One Texas lawmaker has begun an investigation into the books that Texas school districts have on their shelves.
The 16-page list of over 800 books titles was sent to the Texas Education Agency along with Texas schools. In a letter, State Rep. Matt Krause asked the districts if these books are on their shelves.
The letter from Krause said he is "initiating an inquiry into Texas school district content" as preliminary information for the investigation.
Dr. Roslyn Schoen, an assistant sociology professor at Texas A&M-Central Texas, said there is a process already in place to review instructional material within schools.
Politicians are not trained to build curriculum or assess curriculum.
"Even at the higher end, university-level, we talk all the time about how it is the teachers the educators who are the experts in what these titles are, what they should be, and how students should engage with them," said Schoen.
Because, that's what educators are trained to do, they're trained to understand that, they're trained to build curriculum. Politicians are not trained to build curriculum or assess curriculum."

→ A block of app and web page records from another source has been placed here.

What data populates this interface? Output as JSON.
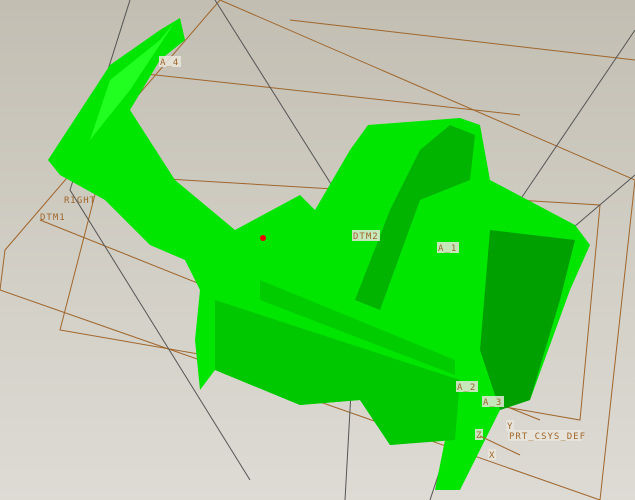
{
  "viewport": {
    "labels": {
      "a4": "A_4",
      "right": "RIGHT",
      "dtm1": "DTM1",
      "dtm2": "DTM2",
      "a1": "A_1",
      "a2": "A_2",
      "a3": "A_3",
      "csys": "PRT_CSYS_DEF",
      "z": "Z",
      "y": "Y",
      "x": "X"
    },
    "colors": {
      "part": "#00ff00",
      "part_shade": "#00c800",
      "datum": "#a0662c",
      "background": "#cfccc2"
    }
  }
}
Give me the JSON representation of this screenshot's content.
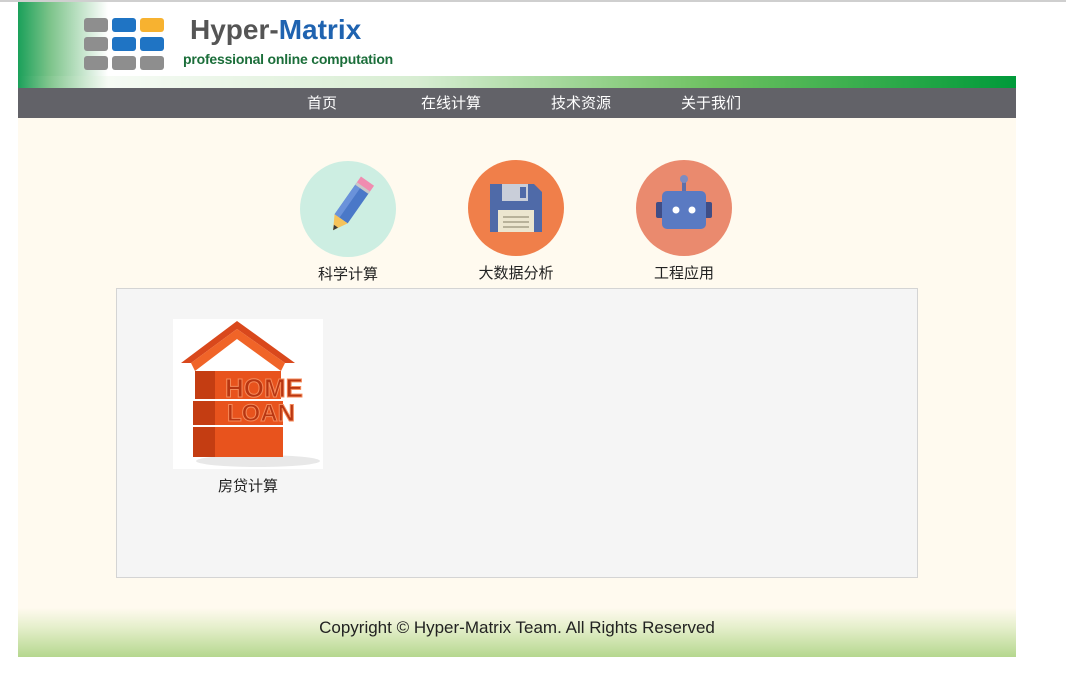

Dr. Tam Jones, a former superintendent walks us through the established process to review instructional materials.
"Districts try to provide a wide variety of materials ... sometimes something comes up that someone gets upset with and feels like it needs to be scrutinized, I guess you can say challenged," said Dr. Jones.
Dr. Jones said parents have access at their fingertips to look at the selection criteria of books in schools, and instructions on how they can construct a formal or informal challenge to any books they contest.

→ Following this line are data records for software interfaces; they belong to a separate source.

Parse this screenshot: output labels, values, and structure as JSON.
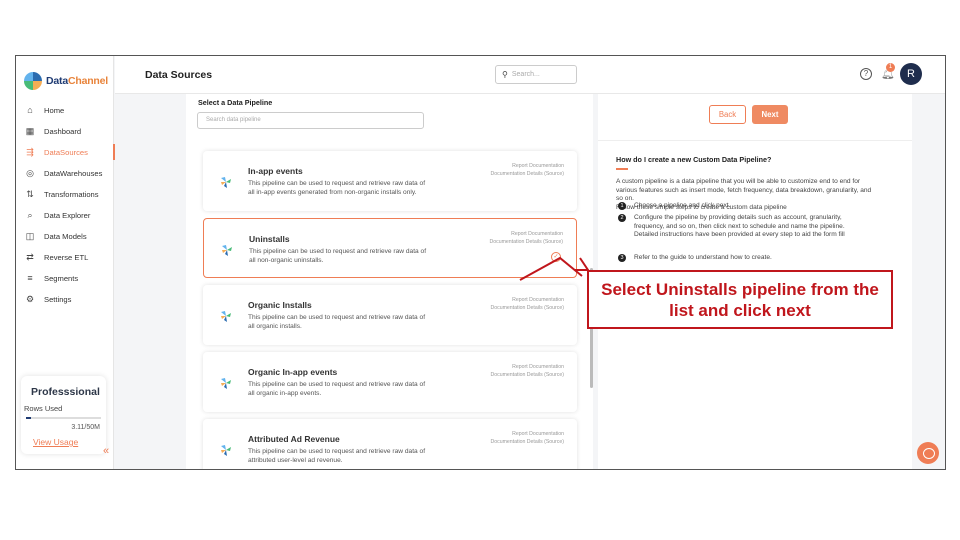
{
  "brand": {
    "part1": "Data",
    "part2": "Channel"
  },
  "sidebar": {
    "items": [
      {
        "label": "Home",
        "icon": "home-icon",
        "glyph": "⌂"
      },
      {
        "label": "Dashboard",
        "icon": "dashboard-icon",
        "glyph": "▦"
      },
      {
        "label": "DataSources",
        "icon": "datasources-icon",
        "glyph": "⇶"
      },
      {
        "label": "DataWarehouses",
        "icon": "warehouse-icon",
        "glyph": "◎"
      },
      {
        "label": "Transformations",
        "icon": "transform-icon",
        "glyph": "⇅"
      },
      {
        "label": "Data Explorer",
        "icon": "explorer-icon",
        "glyph": "⌕"
      },
      {
        "label": "Data Models",
        "icon": "models-icon",
        "glyph": "◫"
      },
      {
        "label": "Reverse ETL",
        "icon": "reverse-etl-icon",
        "glyph": "⇄"
      },
      {
        "label": "Segments",
        "icon": "segments-icon",
        "glyph": "≡"
      },
      {
        "label": "Settings",
        "icon": "settings-icon",
        "glyph": "⚙"
      }
    ],
    "active_index": 2
  },
  "plan": {
    "name": "Professsional",
    "rows_label": "Rows Used",
    "rows_count": "3.11/50M",
    "rows_fraction": 0.062,
    "view_usage": "View Usage"
  },
  "header": {
    "title": "Data Sources",
    "search_placeholder": "Search...",
    "help": "?",
    "notif_count": "1",
    "avatar": "R"
  },
  "picker": {
    "label": "Select a Data Pipeline",
    "search_placeholder": "Search data pipeline"
  },
  "pipelines": [
    {
      "title": "In-app events",
      "desc": "This pipeline can be used to request and retrieve raw data of all in-app events generated from non-organic installs only.",
      "doc1": "Report Documentation",
      "doc2": "Documentation Details (Source)",
      "selected": false
    },
    {
      "title": "Uninstalls",
      "desc": "This pipeline can be used to request and retrieve raw data of all non-organic uninstalls.",
      "doc1": "Report Documentation",
      "doc2": "Documentation Details (Source)",
      "selected": true
    },
    {
      "title": "Organic Installs",
      "desc": "This pipeline can be used to request and retrieve raw data of all organic installs.",
      "doc1": "Report Documentation",
      "doc2": "Documentation Details (Source)",
      "selected": false
    },
    {
      "title": "Organic In-app events",
      "desc": "This pipeline can be used to request and retrieve raw data of all organic in-app events.",
      "doc1": "Report Documentation",
      "doc2": "Documentation Details (Source)",
      "selected": false
    },
    {
      "title": "Attributed Ad Revenue",
      "desc": "This pipeline can be used to request and retrieve raw data of attributed user-level ad revenue.",
      "doc1": "Report Documentation",
      "doc2": "Documentation Details (Source)",
      "selected": false
    }
  ],
  "actions": {
    "back": "Back",
    "next": "Next"
  },
  "help": {
    "question": "How do I create a new Custom Data Pipeline?",
    "paragraph": "A custom pipeline is a data pipeline that you will be able to customize end to end for various features such as insert mode, fetch frequency, data breakdown, granularity, and so on.\nFollow these simple steps to create a custom data pipeline",
    "steps": [
      {
        "n": "1",
        "text": "Choose a pipeline and click next."
      },
      {
        "n": "2",
        "text": "Configure the pipeline by providing details such as account, granularity, frequency, and so on, then click next to schedule and name the pipeline. Detailed instructions have been provided at every step to aid the form fill"
      },
      {
        "n": "3",
        "text": "Refer to the guide to understand how to create."
      }
    ]
  },
  "annotation": {
    "text": "Select Uninstalls pipeline from the list and click next",
    "color": "#c0161c"
  },
  "colors": {
    "accent": "#ef7d55",
    "brand_dark": "#1f3b73"
  }
}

"The principal sits down informally, or the librarian, and they go over the selection process for the material," said Dr. Jones. "They talk about the criteria ... and the qualifications of the people who selected the material."
Parents can find more information about challenging instructions, on their school district's website: by searching for board policy, clicking on 'Instruction', and then 'Instructional Resources'.
From there, parents can access the legal (or state) information on the selection process of instructional materials, and the local process for that district as well. While the process for finding these policies online may vary, Dr. Jones said schools should be able to provide them or lay them out for any district residents.
"There may be an alternative to a particular book that will cover the same content but maybe it leaves out the portion a person is upset with," said Dr. Jones.
For the time being, Schoen said the investigation may have a chilling effect on educators and prompt the pre-emptive removal of some of these titles from school shelves.
"What is striking to me about this list though is how extensive it is and how it is really a catch-all for anything that someone might be uncomfortable with, so issues of race, but also books about history, books about the body, books about puberty, and books about sexuality as well," said Schoen.